|Teaching Assistants:||Daniel Tanneberg, Boris Belousov|
|Lectures:||Wednesday, 13:30-17:00 in Room S103/226|
|Office Hours:||Daniel Tanneberg, Request by Email|
|Boris Belousov, Request by Email|
|TU-CAN:||20-00-0358-iv Machine Learning: Statistical Approaches|
|Credits:||6,0 ECTS (4 SWS)|
|Exam:||Fri, 20. Jul. 2018, 13:00-15:00 in Rooms S105/122, S202/C205, S206/030|
As the World Wide Web keeps growing, computer science keeps evolving from is traditional form, slowly slowly becoming the art to create intelligent software and hardware systems that draw relevant information from the enormous amount of available data.
Why? Let's look at the facts: billions of web pages are at our disposal, videos with an accumulated time of 20 hours are uploaded every minute on Youtube and the supermarket chain Walmart alone performed more than one million transactions per hour, creating a database of more than 2.5 petabytes of information. John Naisbitt has stated the problem very clearly:
"We are drowning in information and starving for knowledge."
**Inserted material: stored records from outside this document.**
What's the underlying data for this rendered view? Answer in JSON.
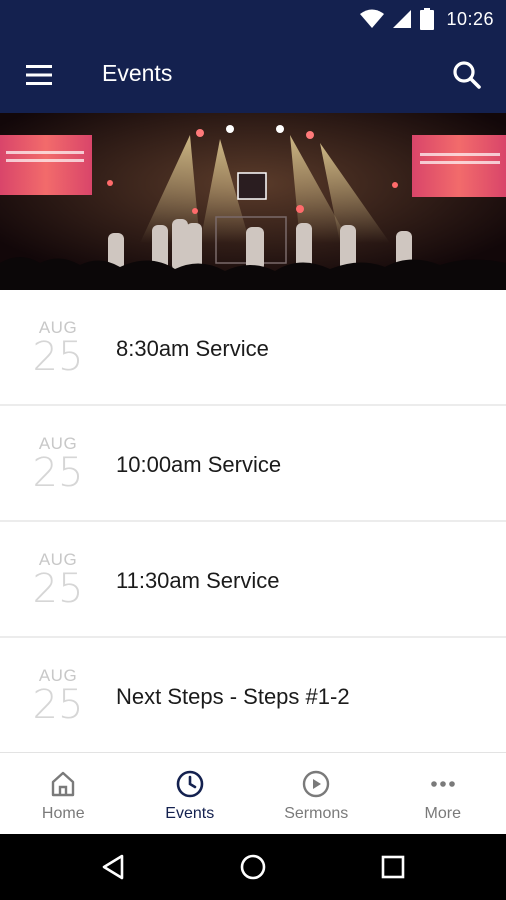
{
  "status_bar": {
    "time": "10:26"
  },
  "app_bar": {
    "title": "Events"
  },
  "events": [
    {
      "month": "AUG",
      "day": "25",
      "title": "8:30am Service"
    },
    {
      "month": "AUG",
      "day": "25",
      "title": "10:00am Service"
    },
    {
      "month": "AUG",
      "day": "25",
      "title": "11:30am Service"
    },
    {
      "month": "AUG",
      "day": "25",
      "title": "Next Steps - Steps #1-2"
    }
  ],
  "bottom_nav": {
    "items": [
      {
        "label": "Home",
        "icon": "home-icon",
        "active": false
      },
      {
        "label": "Events",
        "icon": "clock-icon",
        "active": true
      },
      {
        "label": "Sermons",
        "icon": "play-circle-icon",
        "active": false
      },
      {
        "label": "More",
        "icon": "more-dots-icon",
        "active": false
      }
    ]
  },
  "colors": {
    "primary": "#14214f",
    "inactive": "#7a7a7a",
    "date_gray": "#d0d0d0"
  }
}
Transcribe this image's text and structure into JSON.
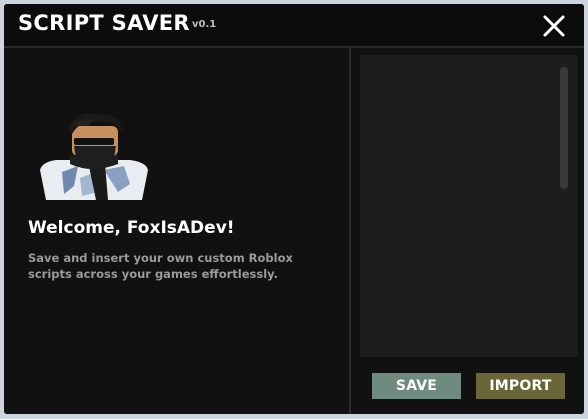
{
  "window": {
    "title": "SCRIPT SAVER",
    "version": "v0.1",
    "close_icon": "close-icon"
  },
  "welcome": {
    "heading": "Welcome, FoxIsADev!",
    "description": "Save and insert your own custom Roblox scripts across your games effortlessly.",
    "avatar_icon": "user-avatar"
  },
  "scripts": {
    "items": []
  },
  "actions": {
    "save_label": "SAVE",
    "import_label": "IMPORT"
  },
  "colors": {
    "window_bg": "#111111",
    "titlebar_bg": "#0c0c0c",
    "list_bg": "#1d1d1d",
    "save_button": "#6f8b80",
    "import_button": "#6b6638",
    "description_text": "#9a9a9a"
  }
}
In the future of computer science, machine learning will therefore be an important core technology. Not only that, machine learning already is the technology which promises the best computer science jobs. Hal Varian, the Chief Engineer of Google in 2009 depicted it like this:
"I keep saying the sexy job in the next ten years will be statisticians and machine learners. People think I am joking, but who would have guessed that computer engineers would have been the sexy job of the 1990s? The ability to take data, to be able to understand it, to process it, to extract value from it, to visualize it, to communicate it, that is going to be a hugely important skill in the next decades. "
Accordingly, this lecture serves as an introduction to machine learning. Special emphasis is placed on a clear presentation of the lectures contents supplemented by small sample problems regarding each of the topics. The teacher pays particular attention to his interactions with the participants of the lecture, asking multiple question and appreciating enthusiastic students.
The course gives an introduction to statistical machine learning methods. The following topics are expected to be covered throughout the semester:
Math classes from the bachelor's degree, basic programming abilities, introductory classes to computer science.
The most important books for this class are:
Additionally, the following books might be useful for specific topics:
Jan Peters heads the Intelligent Autonomous Systems Lab at the Department of Computer Science at the TU Darmstadt. Jan has studied computer science, electrical, control, mechanical and aerospace engineering. You can find Jan Peters in the Robert-Piloty building S2 | 02 room E314. You can also contact him through
For further inquiries do not hesitate to contact us immediately!